Is it not enough you’ve bid adieu to button-up jeans and your favourite ankle boots is it? Nope.
That coveted pregnancy ‘glow’ doesn’t happen to all mums-to-be, but if it does, it’s like Botox for free; preggo hormones boost blood circulation, plumping your skin and giving you a rosy complexion.
More often than not, that surge of pregnancy hormones will swing the other way, causing the kind of breakouts you thought were strictly reserved for the pubescent. Totally normal, but totally sucky, too.
You may notice a few stretch marks at the points of weight gain, or you’ll end up looking like the map of the London Underground. You could also emerge from pregnancy striation-free. It’s all in the genes; if you’ve been blessed with plenty collagen, your skin will withstand the stretch–if you’re part of the remaining 80% of pregnant women, you’ll see some (or plenty) of those streaky, red, pink, purple or brown markings. The good news is that stretch marks usually fade a lot after birth.
Prepare for random patches of darkened skin–including around the nipple area, in a line extending from your belly button to pubic bone (linea nigra), and, most conveniently, on your face (melasma). As with stretch marks, hyperpigmentation gradually fades postpartum–but it also darkens when exposed to sun, so stay out of the rays, or load up on sun protection.
A little itching is no cause for concern; a higher core temp and hormonal surges can make skin extra sensitive.
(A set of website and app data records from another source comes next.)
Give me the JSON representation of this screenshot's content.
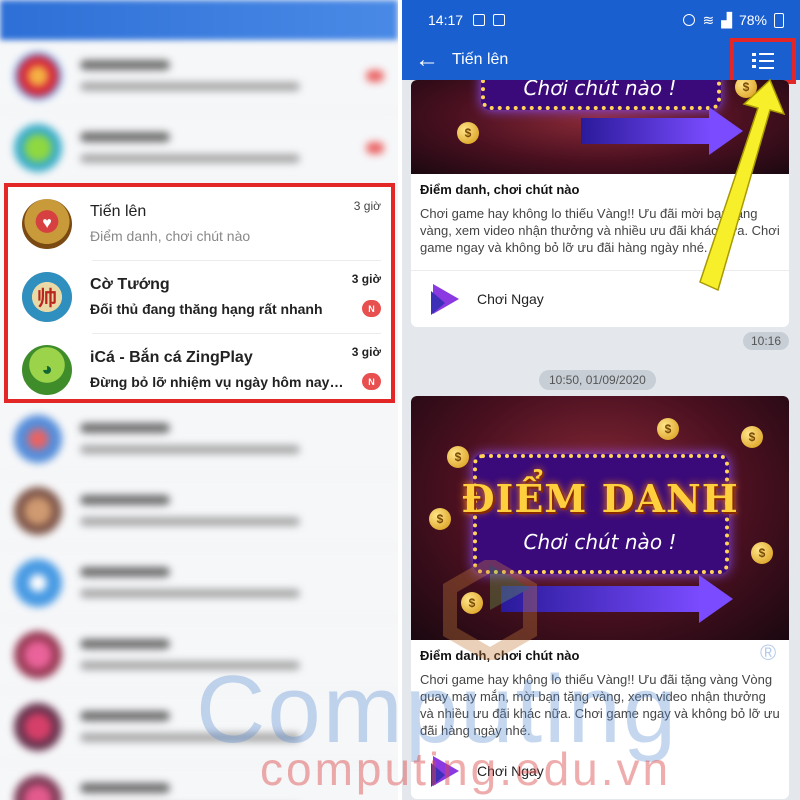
{
  "left_panel": {
    "highlighted_chats": [
      {
        "title": "Tiến lên",
        "subtitle": "Điểm danh, chơi chút nào",
        "time": "3 giờ",
        "unread": false,
        "avatar_icon": "tien-len-game-avatar"
      },
      {
        "title": "Cờ Tướng",
        "subtitle": "Đối thủ đang thăng hạng rất nhanh",
        "time": "3 giờ",
        "unread": true,
        "badge": "N",
        "avatar_text": "帅",
        "avatar_icon": "co-tuong-game-avatar"
      },
      {
        "title": "iCá - Bắn cá ZingPlay",
        "subtitle": "Đừng bỏ lỡ nhiệm vụ ngày hôm nay! Vào g...",
        "time": "3 giờ",
        "unread": true,
        "badge": "N",
        "avatar_icon": "ica-game-avatar"
      }
    ],
    "highlight_color": "#e32626"
  },
  "right_panel": {
    "status_bar": {
      "time": "14:17",
      "battery": "78%"
    },
    "header": {
      "title": "Tiến lên",
      "back_icon": "arrow-left-icon",
      "menu_icon": "list-menu-icon"
    },
    "card1": {
      "banner_text": "Chơi chút nào !",
      "title": "Điểm danh, chơi chút nào",
      "description": "Chơi game hay không lo thiếu Vàng!! Ưu đãi mời bạn tặng vàng, xem video nhận thưởng và nhiều ưu đãi khác nữa. Chơi game ngay và không bỏ lỡ ưu đãi hàng ngày nhé.",
      "action": "Chơi Ngay",
      "time": "10:16"
    },
    "date_chip": "10:50, 01/09/2020",
    "card2": {
      "banner_title": "ĐIỂM DANH",
      "banner_sub": "Chơi chút nào !",
      "title": "Điểm danh, chơi chút nào",
      "description": "Chơi game hay không lo thiếu Vàng!! Ưu đãi tặng vàng Vòng quay may mắn, mời bạn tặng vàng, xem video nhận thưởng và nhiều ưu đãi khác nữa. Chơi game ngay và không bỏ lỡ ưu đãi hàng ngày nhé.",
      "action": "Chơi Ngay"
    },
    "theme_color": "#1a5fcf"
  },
  "watermark": {
    "big": "Computing",
    "small": "computing.edu.vn",
    "reg": "®"
  }
}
If the itching becomes severe, however, let your doctor or midwife know–it may be obstetric cholestasis which requires intervention.
An itchy rash of hives radiating from your belly outwards to your limbs may be polymorphic eruption of pregnancy (PEP). A pesky condition, but resolves around the end of pregnancy or post-birth.